# INSTRUCTIONS FOR THE TASK
Check the entries below and say how many lines include the word "state". No other text is wanted.

### DATA FOR THIS EXERCISE ###

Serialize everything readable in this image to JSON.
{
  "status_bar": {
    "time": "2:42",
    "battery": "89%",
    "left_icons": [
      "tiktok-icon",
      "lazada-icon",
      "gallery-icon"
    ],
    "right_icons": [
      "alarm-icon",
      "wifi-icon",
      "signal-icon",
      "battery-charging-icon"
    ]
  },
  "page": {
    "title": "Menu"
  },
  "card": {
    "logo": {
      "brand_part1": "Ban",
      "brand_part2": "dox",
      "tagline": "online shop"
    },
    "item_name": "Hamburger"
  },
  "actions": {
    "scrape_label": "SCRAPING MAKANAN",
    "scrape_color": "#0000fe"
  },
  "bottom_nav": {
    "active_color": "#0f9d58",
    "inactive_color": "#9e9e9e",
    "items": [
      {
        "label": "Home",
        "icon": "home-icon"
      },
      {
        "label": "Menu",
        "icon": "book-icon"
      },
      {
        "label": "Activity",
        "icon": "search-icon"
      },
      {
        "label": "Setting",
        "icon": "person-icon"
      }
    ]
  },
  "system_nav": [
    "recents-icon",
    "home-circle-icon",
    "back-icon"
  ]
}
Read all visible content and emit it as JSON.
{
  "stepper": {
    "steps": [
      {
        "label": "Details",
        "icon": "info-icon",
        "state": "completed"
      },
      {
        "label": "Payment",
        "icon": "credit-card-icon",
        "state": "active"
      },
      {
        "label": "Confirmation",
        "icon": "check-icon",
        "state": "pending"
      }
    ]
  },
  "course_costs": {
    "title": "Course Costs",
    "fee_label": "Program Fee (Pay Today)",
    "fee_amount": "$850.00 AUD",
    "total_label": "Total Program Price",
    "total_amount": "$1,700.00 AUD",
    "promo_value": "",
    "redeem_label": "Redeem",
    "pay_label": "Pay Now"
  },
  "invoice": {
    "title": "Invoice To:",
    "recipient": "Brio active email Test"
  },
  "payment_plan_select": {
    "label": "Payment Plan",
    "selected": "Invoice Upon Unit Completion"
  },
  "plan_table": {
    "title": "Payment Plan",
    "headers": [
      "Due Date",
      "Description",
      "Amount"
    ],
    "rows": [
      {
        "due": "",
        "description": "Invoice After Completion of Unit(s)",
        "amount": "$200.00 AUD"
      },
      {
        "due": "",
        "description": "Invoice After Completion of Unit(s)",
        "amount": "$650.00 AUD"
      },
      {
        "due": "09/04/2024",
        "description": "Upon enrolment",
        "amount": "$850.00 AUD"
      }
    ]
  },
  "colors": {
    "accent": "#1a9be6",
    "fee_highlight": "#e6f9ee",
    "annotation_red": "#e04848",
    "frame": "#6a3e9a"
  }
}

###

# RESULT
3